(Items listed in a dataset)
------------------------------------------------------------

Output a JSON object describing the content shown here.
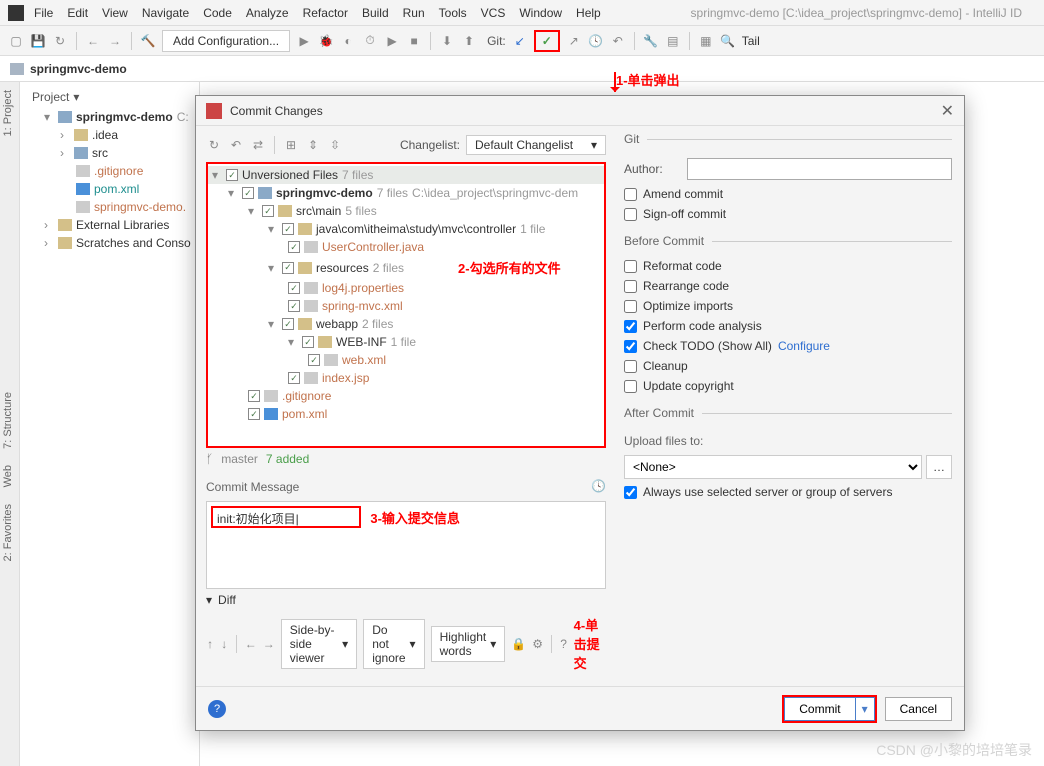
{
  "window": {
    "title": "springmvc-demo [C:\\idea_project\\springmvc-demo] - IntelliJ ID"
  },
  "menu": {
    "file": "File",
    "edit": "Edit",
    "view": "View",
    "navigate": "Navigate",
    "code": "Code",
    "analyze": "Analyze",
    "refactor": "Refactor",
    "build": "Build",
    "run": "Run",
    "tools": "Tools",
    "vcs": "VCS",
    "window": "Window",
    "help": "Help"
  },
  "toolbar": {
    "config": "Add Configuration...",
    "git": "Git:",
    "tail": "Tail"
  },
  "breadcrumb": {
    "root": "springmvc-demo"
  },
  "sidetabs": {
    "project": "1: Project",
    "structure": "7: Structure",
    "web": "Web",
    "fav": "2: Favorites"
  },
  "project_panel": {
    "header": "Project",
    "root": "springmvc-demo",
    "root_hint": "C:",
    "idea": ".idea",
    "src": "src",
    "gitignore": ".gitignore",
    "pom": "pom.xml",
    "iml": "springmvc-demo.",
    "ext": "External Libraries",
    "scratch": "Scratches and Conso"
  },
  "annotations": {
    "a1": "1-单击弹出",
    "a2": "2-勾选所有的文件",
    "a3": "3-输入提交信息",
    "a4": "4-单击提交"
  },
  "dialog": {
    "title": "Commit Changes",
    "changelist_label": "Changelist:",
    "changelist": "Default Changelist",
    "tree": {
      "unversioned": "Unversioned Files",
      "unversioned_count": "7 files",
      "root": "springmvc-demo",
      "root_count": "7 files",
      "root_path": "C:\\idea_project\\springmvc-dem",
      "srcmain": "src\\main",
      "srcmain_count": "5 files",
      "java_path": "java\\com\\itheima\\study\\mvc\\controller",
      "java_count": "1 file",
      "controller": "UserController.java",
      "resources": "resources",
      "resources_count": "2 files",
      "log4j": "log4j.properties",
      "springmvc": "spring-mvc.xml",
      "webapp": "webapp",
      "webapp_count": "2 files",
      "webinf": "WEB-INF",
      "webinf_count": "1 file",
      "webxml": "web.xml",
      "indexjsp": "index.jsp",
      "gitignore": ".gitignore",
      "pom": "pom.xml"
    },
    "branch": "master",
    "added": "7 added",
    "commit_message_label": "Commit Message",
    "commit_message": "init:初始化项目|",
    "diff": "Diff",
    "viewer": "Side-by-side viewer",
    "ignore": "Do not ignore",
    "highlight": "Highlight words",
    "git_section": "Git",
    "author": "Author:",
    "amend": "Amend commit",
    "signoff": "Sign-off commit",
    "before": "Before Commit",
    "reformat": "Reformat code",
    "rearrange": "Rearrange code",
    "optimize": "Optimize imports",
    "analysis": "Perform code analysis",
    "todo": "Check TODO (Show All)",
    "configure": "Configure",
    "cleanup": "Cleanup",
    "copyright": "Update copyright",
    "after": "After Commit",
    "upload": "Upload files to:",
    "none": "<None>",
    "always": "Always use selected server or group of servers",
    "commit_btn": "Commit",
    "cancel_btn": "Cancel"
  },
  "watermark": "CSDN @小黎的培培笔录"
}
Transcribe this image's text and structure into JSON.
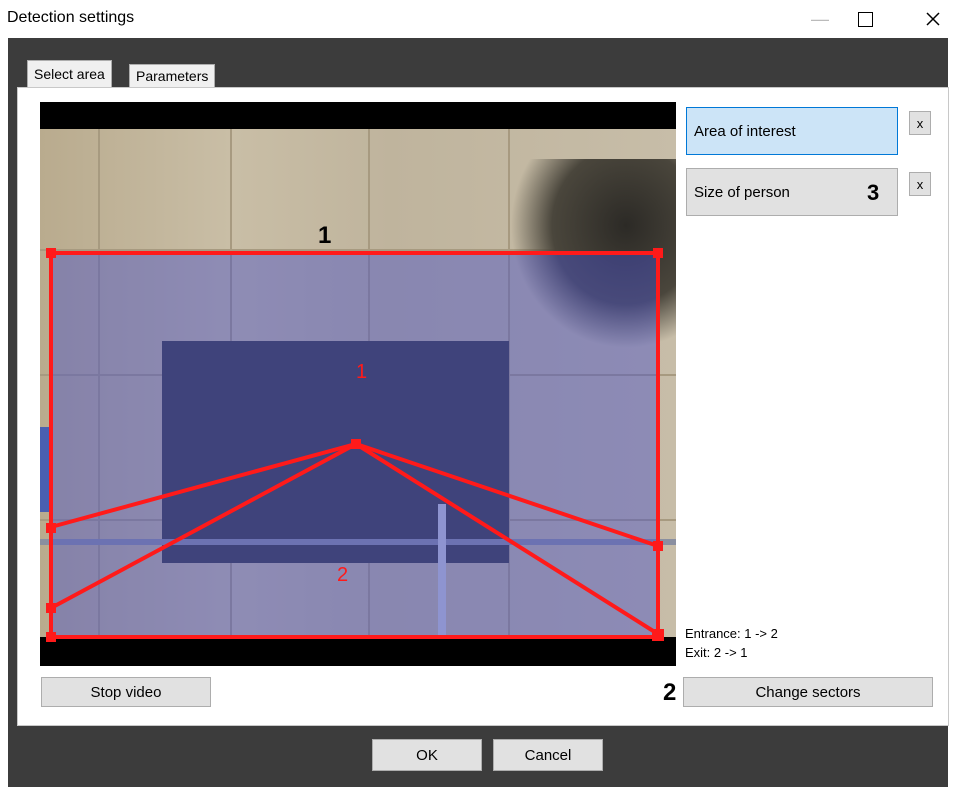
{
  "window": {
    "title": "Detection settings"
  },
  "tabs": [
    {
      "label": "Select area"
    },
    {
      "label": "Parameters"
    }
  ],
  "areas": {
    "area_of_interest": "Area of interest",
    "size_of_person": "Size of person",
    "remove_label": "x"
  },
  "sectors": {
    "sector1": "1",
    "sector2": "2"
  },
  "info": {
    "entrance": "Entrance: 1 -> 2",
    "exit": "Exit: 2 -> 1"
  },
  "buttons": {
    "stop_video": "Stop video",
    "change_sectors": "Change sectors",
    "ok": "OK",
    "cancel": "Cancel"
  },
  "callouts": {
    "c1": "1",
    "c2": "2",
    "c3": "3"
  },
  "colors": {
    "zone_outline": "#ff1a1a",
    "overlay": "#4650c8",
    "selected_button": "#cce4f7",
    "dialog_border": "#3c3c3c"
  }
}
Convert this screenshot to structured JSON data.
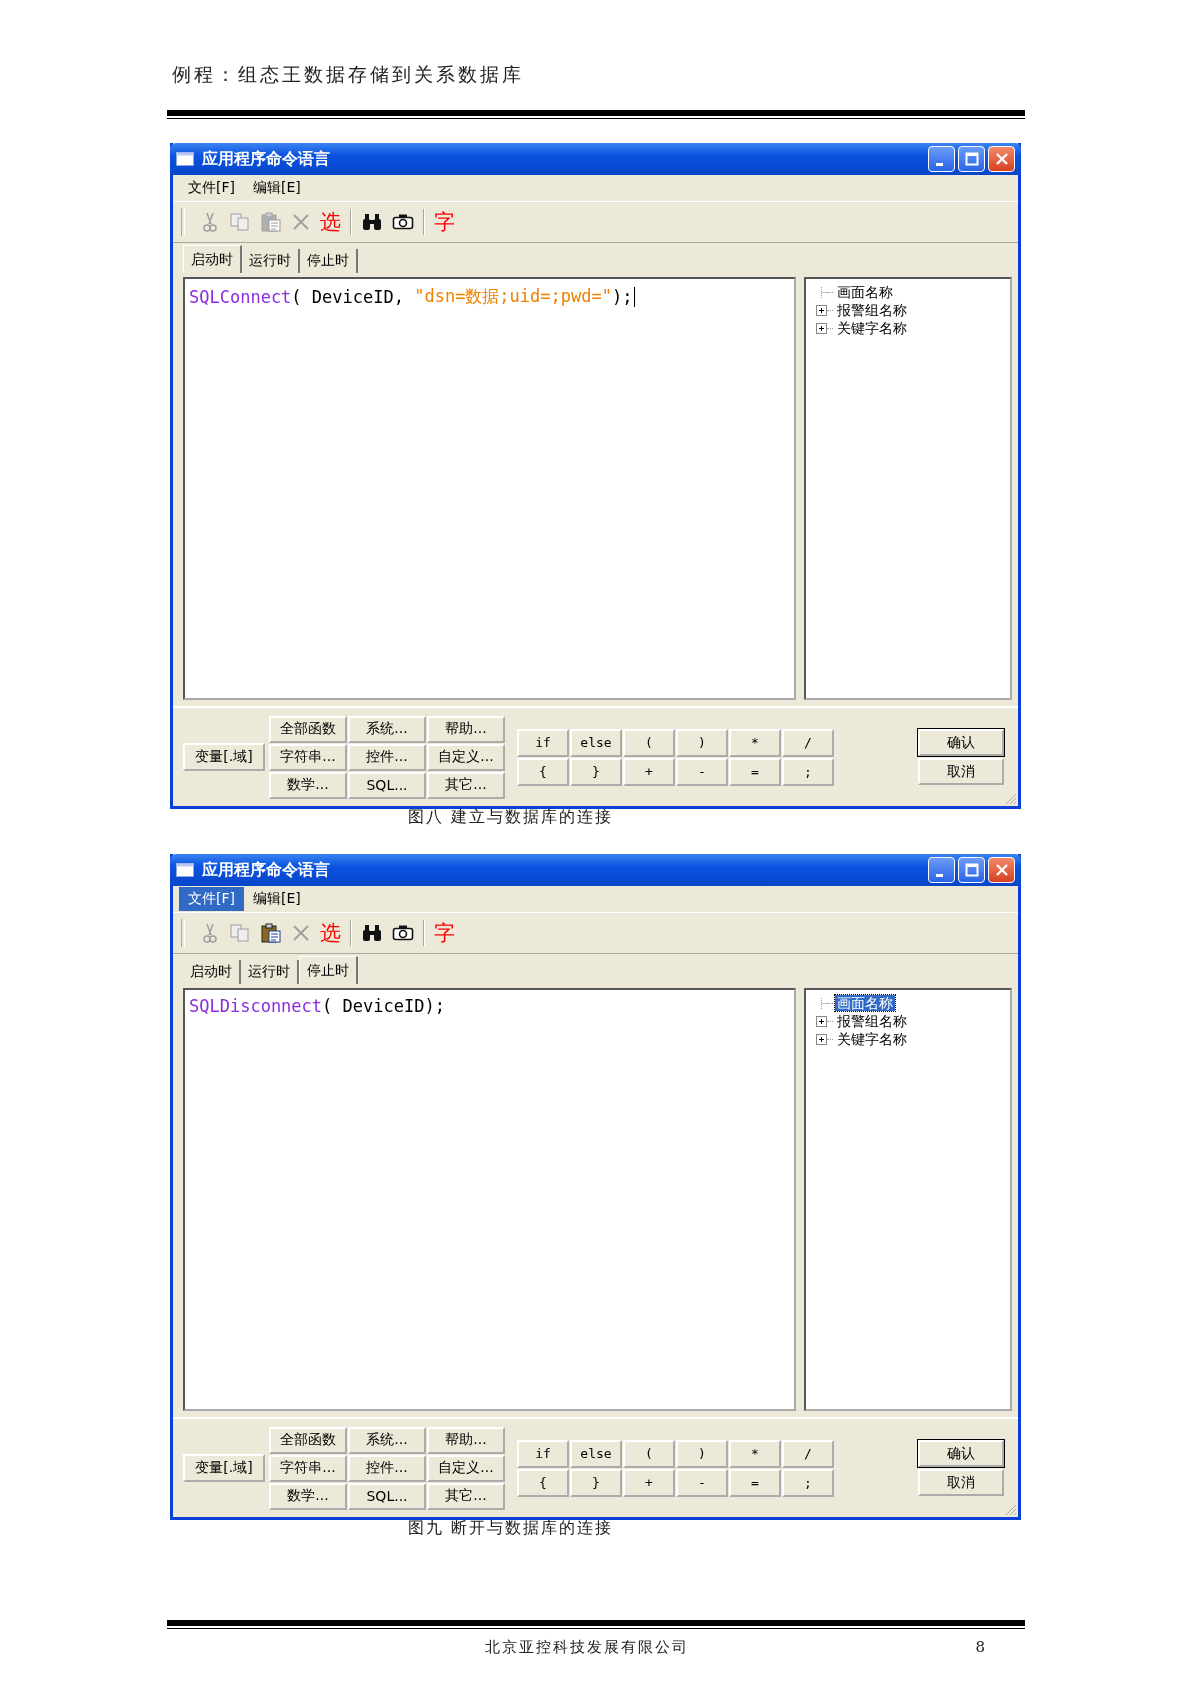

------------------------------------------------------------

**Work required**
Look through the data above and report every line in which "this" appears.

**Response**
Transcribe this image's text and structure into JSON.
Convert this screenshot to structured JSON data.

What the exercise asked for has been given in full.